● **Exercise prompt**
Please copy out each line of the entries in which "name" appears.

● **Material for this task**

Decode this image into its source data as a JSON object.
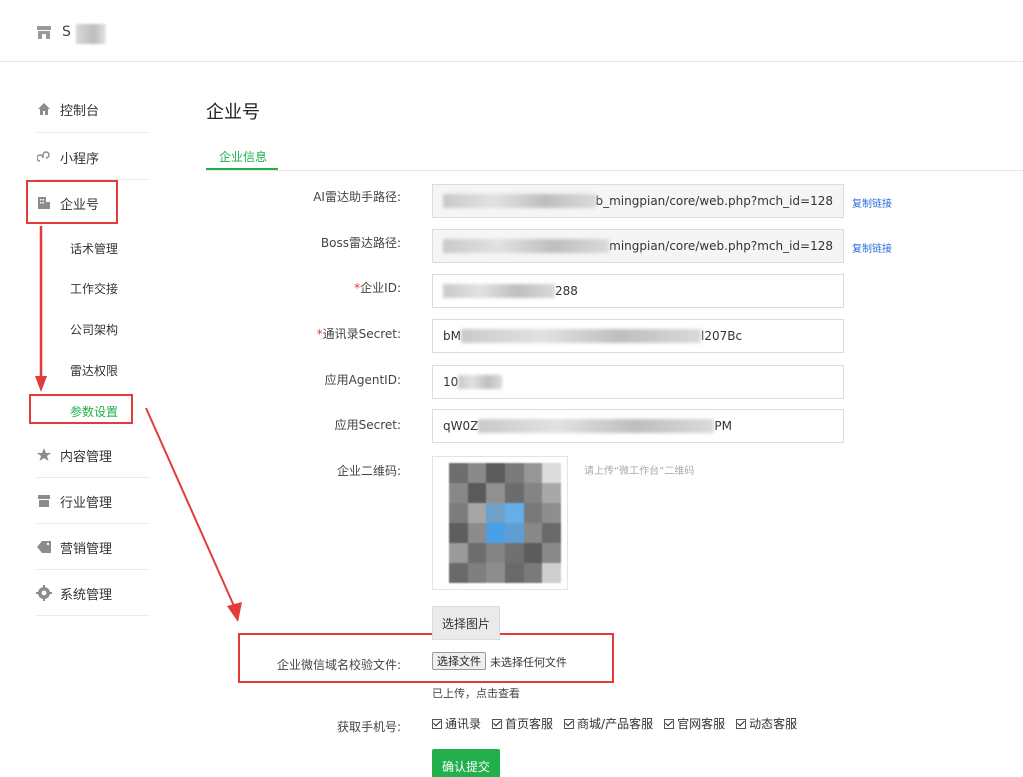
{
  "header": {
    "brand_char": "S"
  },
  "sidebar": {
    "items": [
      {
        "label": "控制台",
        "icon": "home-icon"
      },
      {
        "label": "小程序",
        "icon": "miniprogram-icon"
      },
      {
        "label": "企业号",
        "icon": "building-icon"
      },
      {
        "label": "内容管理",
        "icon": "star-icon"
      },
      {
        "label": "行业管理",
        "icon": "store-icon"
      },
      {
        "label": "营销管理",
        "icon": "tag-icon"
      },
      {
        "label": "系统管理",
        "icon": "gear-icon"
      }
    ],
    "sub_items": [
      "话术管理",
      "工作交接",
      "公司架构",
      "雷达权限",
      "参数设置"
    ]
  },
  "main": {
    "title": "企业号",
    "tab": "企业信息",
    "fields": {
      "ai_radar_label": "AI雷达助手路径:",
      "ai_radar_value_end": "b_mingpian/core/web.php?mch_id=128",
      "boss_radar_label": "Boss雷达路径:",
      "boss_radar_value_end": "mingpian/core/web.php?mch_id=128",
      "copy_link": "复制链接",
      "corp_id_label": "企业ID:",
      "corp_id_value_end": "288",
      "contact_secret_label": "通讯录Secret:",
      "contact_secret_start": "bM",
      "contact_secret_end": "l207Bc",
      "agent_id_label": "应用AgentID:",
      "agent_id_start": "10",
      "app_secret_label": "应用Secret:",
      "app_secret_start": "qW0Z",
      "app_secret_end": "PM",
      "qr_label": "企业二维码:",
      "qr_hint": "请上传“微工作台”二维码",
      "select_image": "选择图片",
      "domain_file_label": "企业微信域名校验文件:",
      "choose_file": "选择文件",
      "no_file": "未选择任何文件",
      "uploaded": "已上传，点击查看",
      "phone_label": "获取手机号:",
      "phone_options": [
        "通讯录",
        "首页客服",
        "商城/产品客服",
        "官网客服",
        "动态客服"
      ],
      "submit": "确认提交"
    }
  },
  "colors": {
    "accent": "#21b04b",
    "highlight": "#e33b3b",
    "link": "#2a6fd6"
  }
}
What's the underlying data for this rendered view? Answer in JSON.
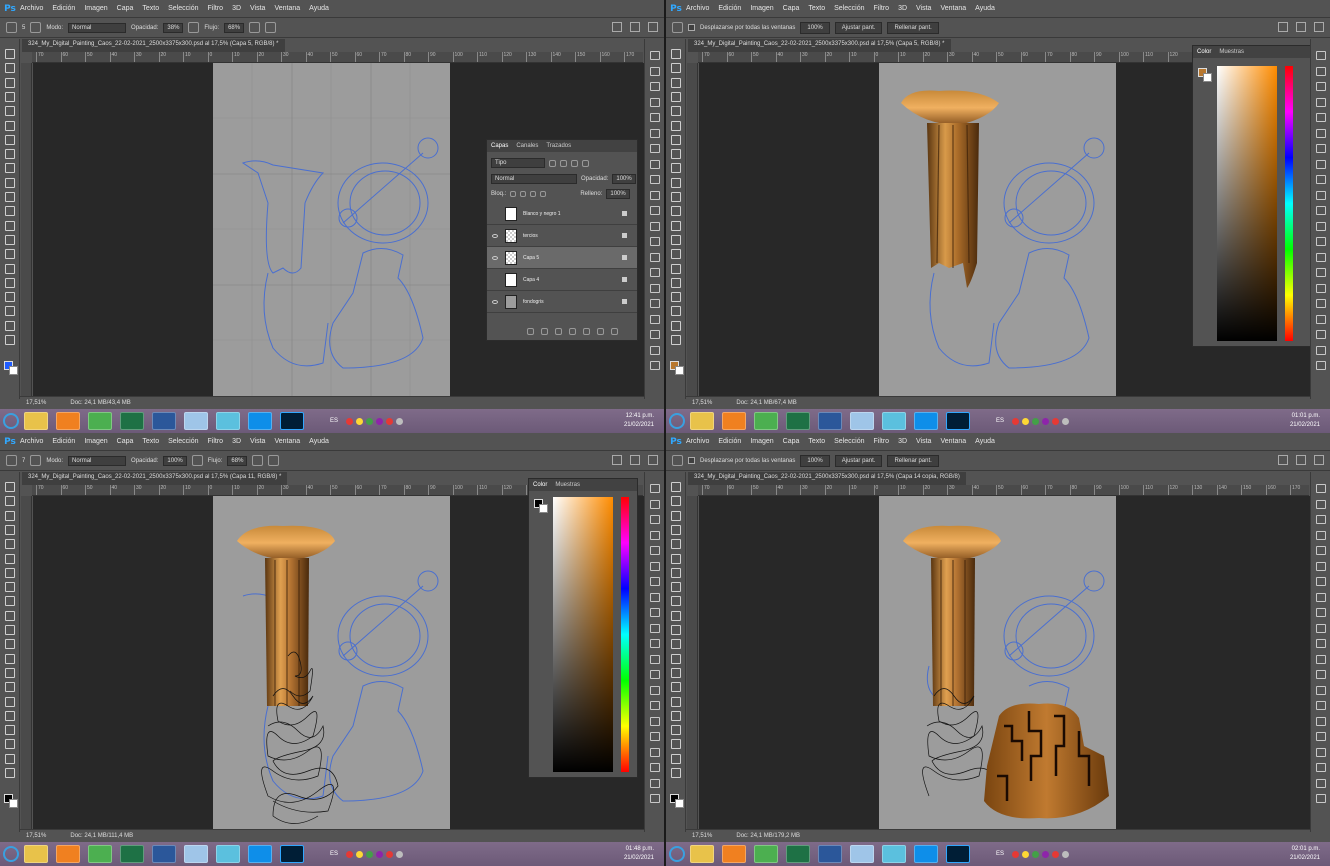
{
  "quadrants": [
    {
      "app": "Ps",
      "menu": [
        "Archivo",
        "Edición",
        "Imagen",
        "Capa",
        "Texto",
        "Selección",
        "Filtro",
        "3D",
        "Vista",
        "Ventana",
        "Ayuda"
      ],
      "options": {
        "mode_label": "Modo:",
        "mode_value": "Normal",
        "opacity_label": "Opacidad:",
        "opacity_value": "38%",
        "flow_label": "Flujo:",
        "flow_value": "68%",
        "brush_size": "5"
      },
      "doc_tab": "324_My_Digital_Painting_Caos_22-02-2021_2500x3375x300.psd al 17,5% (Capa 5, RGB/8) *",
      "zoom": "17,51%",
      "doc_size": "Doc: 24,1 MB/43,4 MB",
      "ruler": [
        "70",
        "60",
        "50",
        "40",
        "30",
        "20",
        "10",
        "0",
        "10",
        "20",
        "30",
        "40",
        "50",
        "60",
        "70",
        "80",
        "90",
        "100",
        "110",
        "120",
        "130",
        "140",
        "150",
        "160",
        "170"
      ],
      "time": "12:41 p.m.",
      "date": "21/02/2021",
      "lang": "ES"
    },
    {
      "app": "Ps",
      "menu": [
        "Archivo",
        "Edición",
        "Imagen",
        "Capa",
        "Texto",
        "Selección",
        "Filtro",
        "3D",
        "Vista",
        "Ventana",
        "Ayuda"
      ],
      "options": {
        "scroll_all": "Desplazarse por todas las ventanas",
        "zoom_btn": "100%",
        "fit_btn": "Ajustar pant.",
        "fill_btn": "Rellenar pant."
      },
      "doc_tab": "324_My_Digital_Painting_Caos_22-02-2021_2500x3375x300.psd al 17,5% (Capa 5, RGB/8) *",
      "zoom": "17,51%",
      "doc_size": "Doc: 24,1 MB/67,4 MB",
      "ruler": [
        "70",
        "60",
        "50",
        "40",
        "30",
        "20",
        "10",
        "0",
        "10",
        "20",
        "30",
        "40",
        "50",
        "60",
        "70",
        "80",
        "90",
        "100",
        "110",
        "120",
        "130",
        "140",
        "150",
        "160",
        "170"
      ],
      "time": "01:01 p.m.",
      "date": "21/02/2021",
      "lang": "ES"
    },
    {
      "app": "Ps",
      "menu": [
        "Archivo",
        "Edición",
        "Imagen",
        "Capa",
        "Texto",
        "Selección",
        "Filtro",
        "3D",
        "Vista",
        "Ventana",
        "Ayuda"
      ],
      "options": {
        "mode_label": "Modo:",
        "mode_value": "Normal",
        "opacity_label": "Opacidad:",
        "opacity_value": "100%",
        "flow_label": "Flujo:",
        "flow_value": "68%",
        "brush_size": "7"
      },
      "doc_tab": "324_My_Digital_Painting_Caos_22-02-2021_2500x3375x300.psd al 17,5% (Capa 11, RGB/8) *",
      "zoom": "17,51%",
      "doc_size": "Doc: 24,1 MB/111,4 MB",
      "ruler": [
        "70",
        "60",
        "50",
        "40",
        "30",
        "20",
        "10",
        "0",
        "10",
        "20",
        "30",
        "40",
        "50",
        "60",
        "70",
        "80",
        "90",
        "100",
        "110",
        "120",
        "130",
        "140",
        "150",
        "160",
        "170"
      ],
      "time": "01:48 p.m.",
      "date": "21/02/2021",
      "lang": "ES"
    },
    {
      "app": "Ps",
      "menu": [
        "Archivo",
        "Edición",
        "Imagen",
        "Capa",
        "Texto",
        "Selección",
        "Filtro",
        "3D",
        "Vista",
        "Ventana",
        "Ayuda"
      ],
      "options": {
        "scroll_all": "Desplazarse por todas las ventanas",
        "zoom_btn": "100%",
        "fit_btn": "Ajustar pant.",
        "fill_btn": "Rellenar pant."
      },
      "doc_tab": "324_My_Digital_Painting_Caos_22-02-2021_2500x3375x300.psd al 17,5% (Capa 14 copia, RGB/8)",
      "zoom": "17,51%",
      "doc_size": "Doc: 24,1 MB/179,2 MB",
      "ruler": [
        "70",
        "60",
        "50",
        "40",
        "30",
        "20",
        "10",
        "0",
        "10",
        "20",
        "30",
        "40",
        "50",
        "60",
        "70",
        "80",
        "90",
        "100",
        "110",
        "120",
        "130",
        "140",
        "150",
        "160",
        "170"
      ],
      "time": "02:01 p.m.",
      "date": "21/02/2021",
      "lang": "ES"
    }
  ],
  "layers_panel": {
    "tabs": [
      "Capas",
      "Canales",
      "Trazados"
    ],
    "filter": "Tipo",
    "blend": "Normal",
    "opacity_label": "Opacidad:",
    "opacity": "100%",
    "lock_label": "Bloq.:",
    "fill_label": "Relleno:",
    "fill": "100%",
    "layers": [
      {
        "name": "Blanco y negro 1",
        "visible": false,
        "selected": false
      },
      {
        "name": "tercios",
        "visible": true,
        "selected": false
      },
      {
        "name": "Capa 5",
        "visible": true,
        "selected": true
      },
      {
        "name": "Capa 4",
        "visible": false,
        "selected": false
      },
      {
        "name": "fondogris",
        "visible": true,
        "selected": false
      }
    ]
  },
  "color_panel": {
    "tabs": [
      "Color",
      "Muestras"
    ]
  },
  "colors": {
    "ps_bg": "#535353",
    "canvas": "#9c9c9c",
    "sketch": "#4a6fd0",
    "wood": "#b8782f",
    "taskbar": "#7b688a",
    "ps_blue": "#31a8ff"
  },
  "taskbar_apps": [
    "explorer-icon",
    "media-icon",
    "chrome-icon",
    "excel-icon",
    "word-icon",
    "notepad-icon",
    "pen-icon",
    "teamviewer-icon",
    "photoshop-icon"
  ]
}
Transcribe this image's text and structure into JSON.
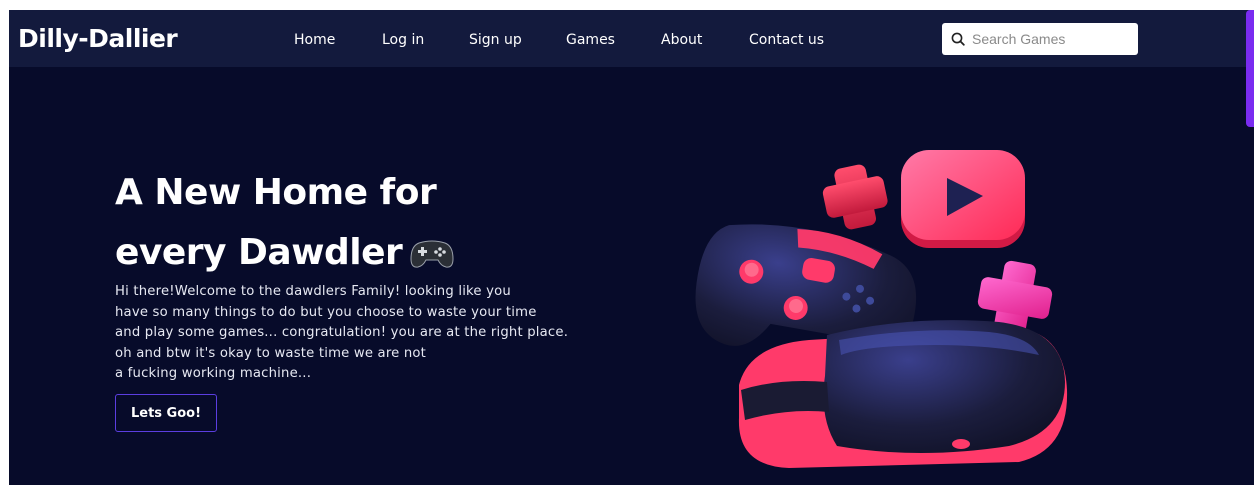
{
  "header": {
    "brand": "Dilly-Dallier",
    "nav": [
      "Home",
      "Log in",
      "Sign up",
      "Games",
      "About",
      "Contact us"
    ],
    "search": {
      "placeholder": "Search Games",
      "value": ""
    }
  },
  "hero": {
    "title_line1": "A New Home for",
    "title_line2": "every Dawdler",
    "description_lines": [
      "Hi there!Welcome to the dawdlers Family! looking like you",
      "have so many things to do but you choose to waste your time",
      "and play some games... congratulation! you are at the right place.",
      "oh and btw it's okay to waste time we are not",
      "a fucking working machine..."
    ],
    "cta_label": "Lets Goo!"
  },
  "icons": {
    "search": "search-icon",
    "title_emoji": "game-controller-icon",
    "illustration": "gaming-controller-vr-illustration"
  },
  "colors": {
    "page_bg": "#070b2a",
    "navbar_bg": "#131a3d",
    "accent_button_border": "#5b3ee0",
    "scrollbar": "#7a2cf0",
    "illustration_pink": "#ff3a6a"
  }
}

● **Final answer**
        "name": "Blanco y negro 1",
        "name": "tercios",
        "name": "Capa 5",
        "name": "Capa 4",
        "name": "fondogris",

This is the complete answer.